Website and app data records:
==========

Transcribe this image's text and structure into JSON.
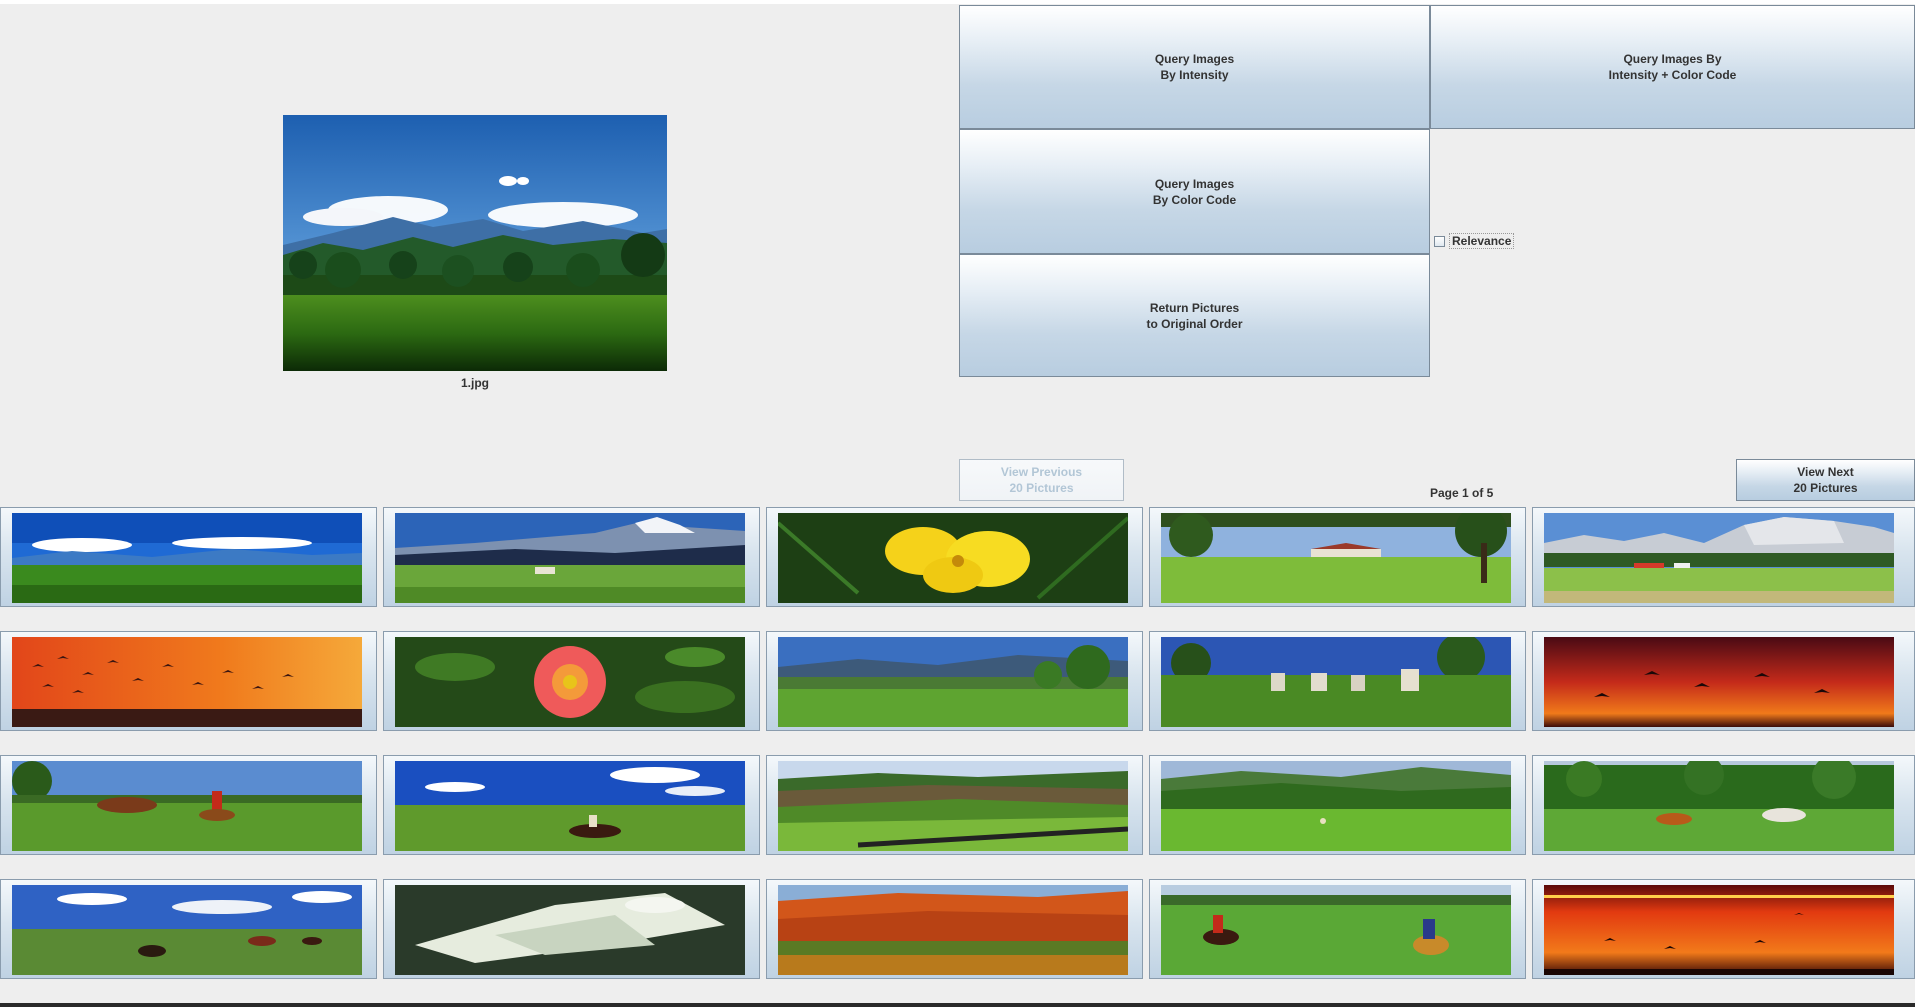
{
  "preview": {
    "filename": "1.jpg"
  },
  "buttons": {
    "query_intensity": [
      "Query Images",
      "By Intensity"
    ],
    "query_combined": [
      "Query Images By",
      "Intensity + Color Code"
    ],
    "query_color": [
      "Query Images",
      "By Color Code"
    ],
    "return_order": [
      "Return Pictures",
      "to Original Order"
    ],
    "view_previous": [
      "View Previous",
      "20 Pictures"
    ],
    "view_next": [
      "View Next",
      "20 Pictures"
    ]
  },
  "relevance": {
    "label": "Relevance",
    "checked": false
  },
  "pagination": {
    "label": "Page 1 of 5",
    "current": 1,
    "total": 5
  },
  "thumbnails": [
    {
      "scene": "blue sky with white clouds over green meadow"
    },
    {
      "scene": "snowy mountains over green pasture with farmhouse"
    },
    {
      "scene": "yellow flowers on dark green foliage"
    },
    {
      "scene": "green park with trees and farmhouse"
    },
    {
      "scene": "rocky mountain cliffs above village and meadow"
    },
    {
      "scene": "flock of birds against orange sunset sky"
    },
    {
      "scene": "pink flower among green leaves"
    },
    {
      "scene": "green hills with palm trees under blue sky"
    },
    {
      "scene": "white stones on green field"
    },
    {
      "scene": "birds flying in red sunset"
    },
    {
      "scene": "horses and rider on green meadow"
    },
    {
      "scene": "horse rider on open grassland under blue sky"
    },
    {
      "scene": "rolling green and brown farm fields"
    },
    {
      "scene": "green valley with forested hills"
    },
    {
      "scene": "horses running in green pasture by forest"
    },
    {
      "scene": "riders and horses on open plain under blue sky"
    },
    {
      "scene": "white lily flower close-up"
    },
    {
      "scene": "red and orange autumn hillside"
    },
    {
      "scene": "riders with horses in green field"
    },
    {
      "scene": "birds over ocean at orange sunset"
    }
  ],
  "colors": {
    "background": "#eeeeee",
    "button_top": "#ffffff",
    "button_bottom": "#b8cde0",
    "button_border": "#7a8a99",
    "disabled_text": "#b2c6d6"
  }
}
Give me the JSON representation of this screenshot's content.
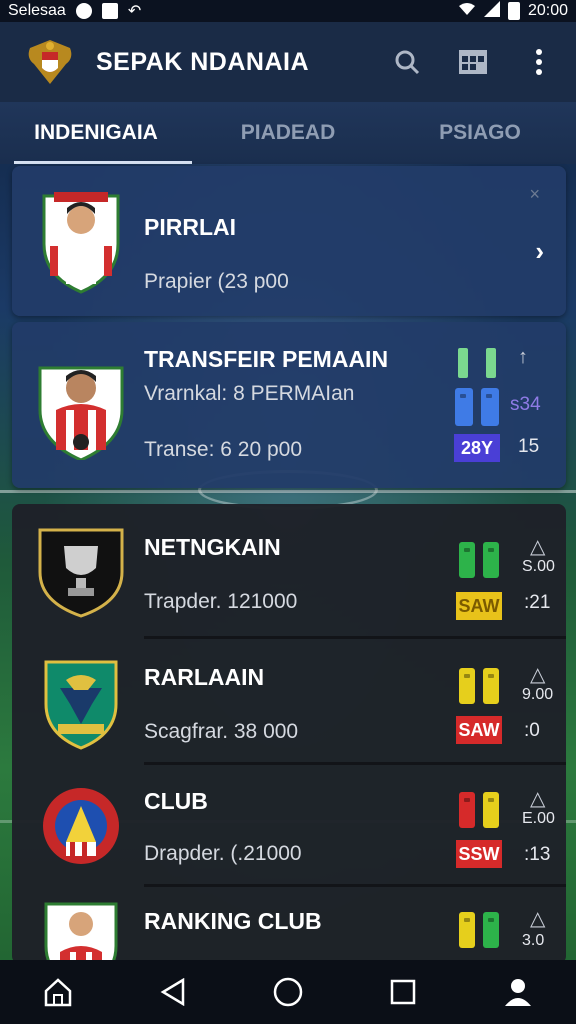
{
  "status_bar": {
    "left_text": "Selesaa",
    "time": "20:00"
  },
  "app_bar": {
    "title": "SEPAK NDANAIA"
  },
  "tabs": [
    {
      "label": "INDENIGAIA",
      "active": true
    },
    {
      "label": "PIADEAD",
      "active": false
    },
    {
      "label": "PSIAGO",
      "active": false
    }
  ],
  "featured": {
    "name": "PIRRLAI",
    "detail": "Prapier (23 p00"
  },
  "transfer": {
    "title": "TRANSFEIR PEMAAIN",
    "subtitle": "Vrarnkal: 8 PERMAIan",
    "detail": "Transe: 6 20 p00",
    "stat_badge": "28Y",
    "stat_value": "15",
    "side_text": "s34"
  },
  "clubs": [
    {
      "name": "NETNGKAIN",
      "detail": "Trapder. 121000",
      "badge": "SAW",
      "value": ":21",
      "side": "S.00",
      "pill_colors": [
        "#2db34a",
        "#2db34a"
      ],
      "badge_color": "#e8c21a",
      "badge_text_color": "#7a5a00"
    },
    {
      "name": "RARLAAIN",
      "detail": "Scagfrar. 38 000",
      "badge": "SAW",
      "value": ":0",
      "side": "9.00",
      "pill_colors": [
        "#e6cf1c",
        "#e6cf1c"
      ],
      "badge_color": "#d62a2a",
      "badge_text_color": "#ffffff"
    },
    {
      "name": "CLUB",
      "detail": "Drapder. (.21000",
      "badge": "SSW",
      "value": ":13",
      "side": "E.00",
      "pill_colors": [
        "#d62a2a",
        "#e6cf1c"
      ],
      "badge_color": "#d62a2a",
      "badge_text_color": "#ffffff"
    },
    {
      "name": "RANKING CLUB",
      "detail": "",
      "badge": "",
      "value": "",
      "side": "3.0",
      "pill_colors": [
        "#e6cf1c",
        "#2db34a"
      ],
      "badge_color": "#d62a2a",
      "badge_text_color": "#ffffff"
    }
  ],
  "icons": {
    "search": "search-icon",
    "calendar": "calendar-icon",
    "more": "more-vert-icon",
    "home": "home-icon",
    "back": "back-icon",
    "circle": "home-circle-icon",
    "recent": "recent-apps-icon",
    "profile": "profile-icon"
  },
  "colors": {
    "accent": "#d6e1f2",
    "card_blue": "#223c68",
    "card_dark": "#1e2128"
  }
}
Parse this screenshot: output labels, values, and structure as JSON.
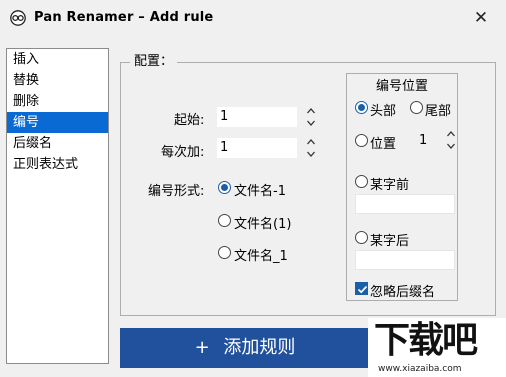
{
  "window": {
    "title": "Pan Renamer – Add rule",
    "close_symbol": "✕",
    "icon": "app-logo-icon"
  },
  "rule_list": {
    "items": [
      "插入",
      "替换",
      "删除",
      "编号",
      "后缀名",
      "正则表达式"
    ],
    "selected_index": 3
  },
  "config": {
    "group_title": "配置：",
    "start_label": "起始:",
    "start_value": "1",
    "step_label": "每次加:",
    "step_value": "1",
    "format_label": "编号形式:",
    "formats": [
      "文件名-1",
      "文件名(1)",
      "文件名_1"
    ],
    "selected_format": 0
  },
  "position": {
    "group_title": "编号位置",
    "head_label": "头部",
    "tail_label": "尾部",
    "position_label": "位置",
    "position_value": "1",
    "before_char_label": "某字前",
    "after_char_label": "某字后",
    "ignore_ext_label": "忽略后缀名",
    "ignore_ext_checked": true
  },
  "add_button": {
    "plus": "+",
    "label": "添加规则"
  },
  "watermark": {
    "text": "下载吧",
    "url": "www.xiazaiba.com"
  },
  "colors": {
    "selection": "#0a6ad4",
    "button": "#21509c",
    "radio_accent": "#1b5fa8"
  }
}
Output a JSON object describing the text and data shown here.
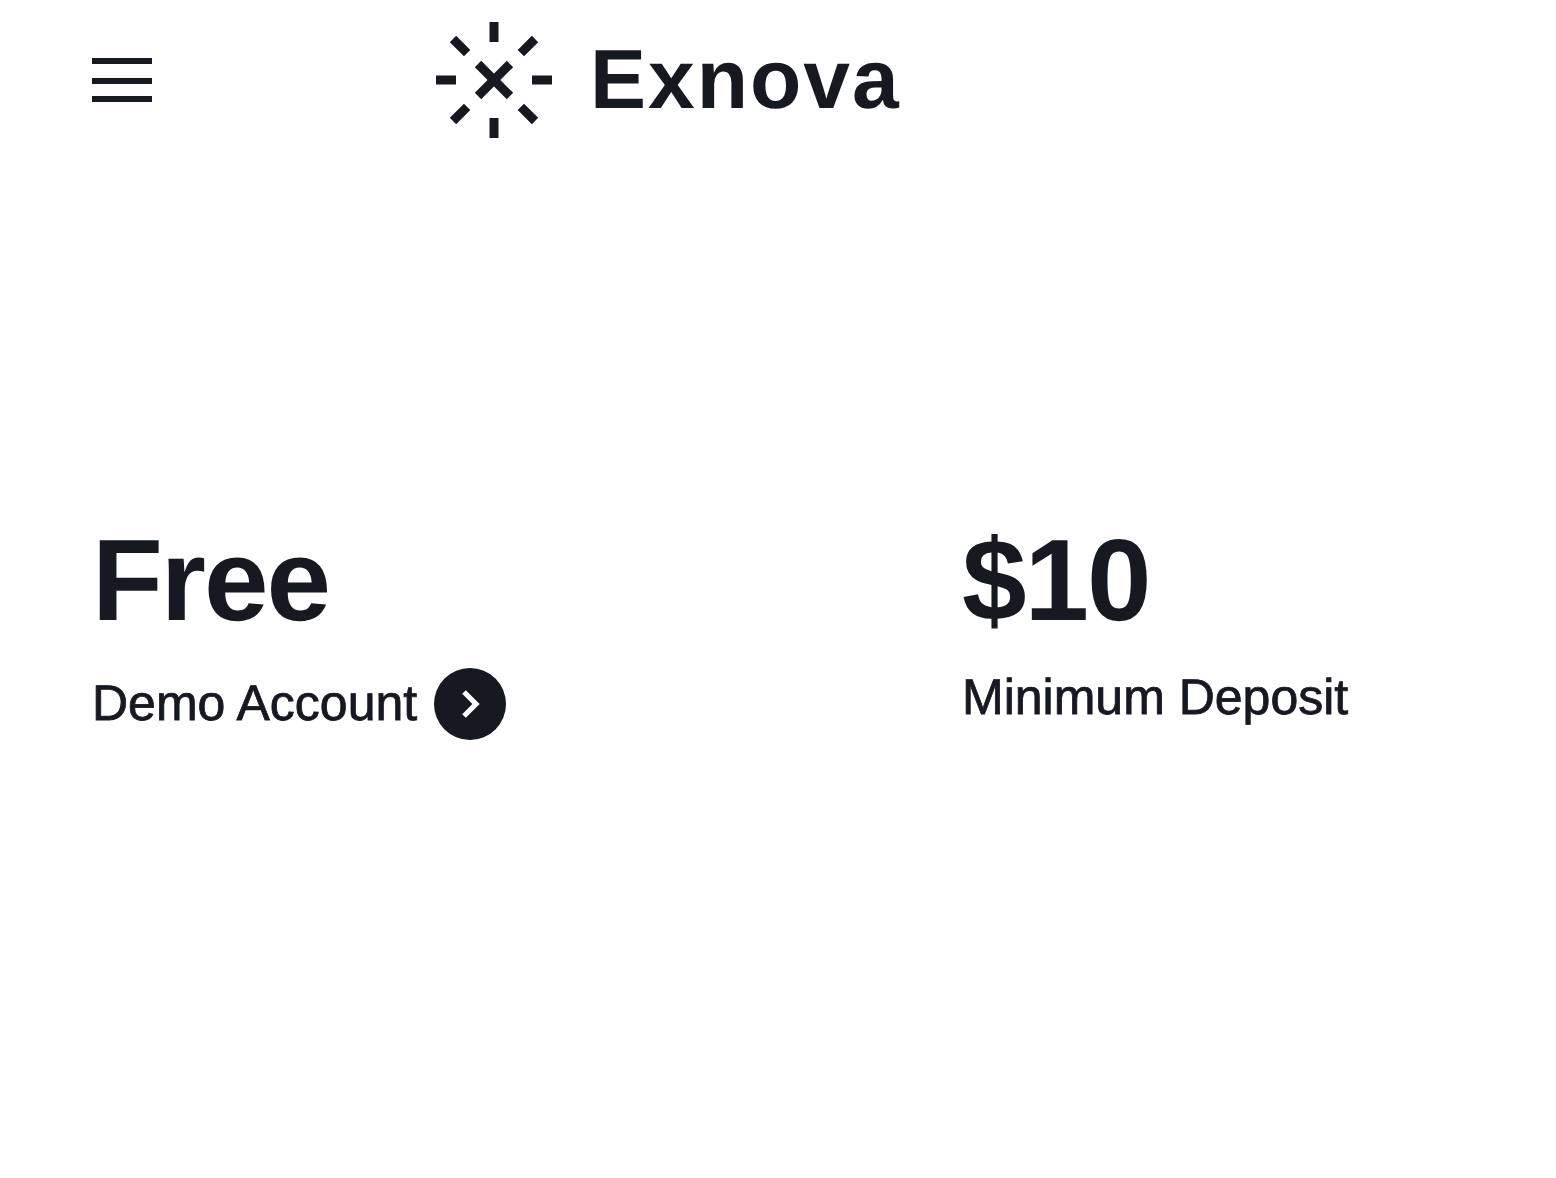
{
  "header": {
    "brand": "Exnova"
  },
  "stats": [
    {
      "value": "Free",
      "label": "Demo Account",
      "link": true
    },
    {
      "value": "$10",
      "label": "Minimum Deposit",
      "link": false
    }
  ]
}
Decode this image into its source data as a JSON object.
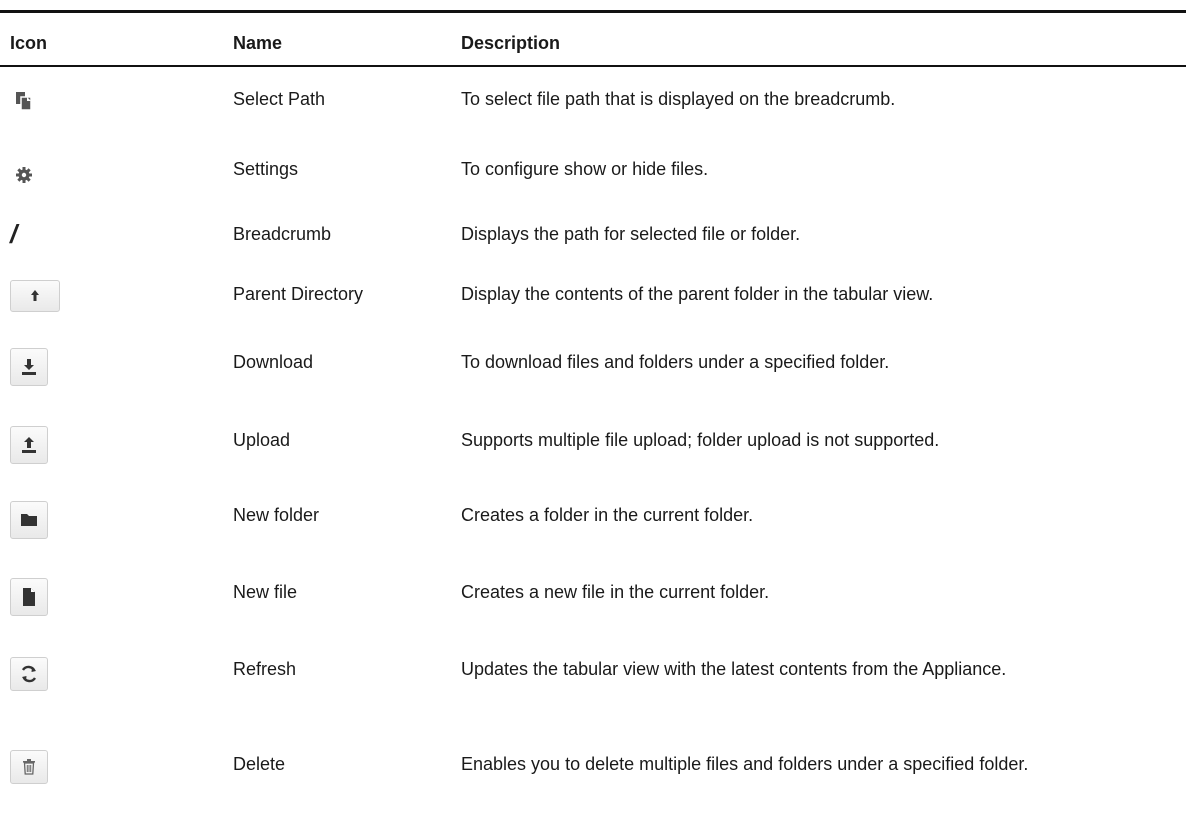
{
  "table": {
    "headers": {
      "icon": "Icon",
      "name": "Name",
      "description": "Description"
    },
    "rows": [
      {
        "icon": "copy-path-icon",
        "name": "Select Path",
        "description": "To select file path that is displayed on the breadcrumb."
      },
      {
        "icon": "gear-icon",
        "name": "Settings",
        "description": "To configure show or hide files."
      },
      {
        "icon": "slash-icon",
        "name": "Breadcrumb",
        "description": "Displays the path for selected file or folder.",
        "glyph": "/"
      },
      {
        "icon": "parent-directory-icon",
        "name": "Parent Directory",
        "description": "Display the contents of the parent folder in the tabular view."
      },
      {
        "icon": "download-icon",
        "name": "Download",
        "description": "To download files and folders under a specified folder."
      },
      {
        "icon": "upload-icon",
        "name": "Upload",
        "description": "Supports multiple file upload; folder upload is not supported."
      },
      {
        "icon": "folder-icon",
        "name": "New folder",
        "description": "Creates a folder in the current folder."
      },
      {
        "icon": "file-icon",
        "name": "New file",
        "description": "Creates a new file in the current folder."
      },
      {
        "icon": "refresh-icon",
        "name": "Refresh",
        "description": "Updates the tabular view with the latest contents from the Appliance."
      },
      {
        "icon": "trash-icon",
        "name": "Delete",
        "description": "Enables you to delete multiple files and folders under a specified folder."
      }
    ]
  },
  "colors": {
    "rule": "#111111",
    "icon_fill": "#333333",
    "button_border": "#cfcfcf"
  }
}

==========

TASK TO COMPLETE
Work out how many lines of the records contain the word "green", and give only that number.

EXERCISE RESULT
12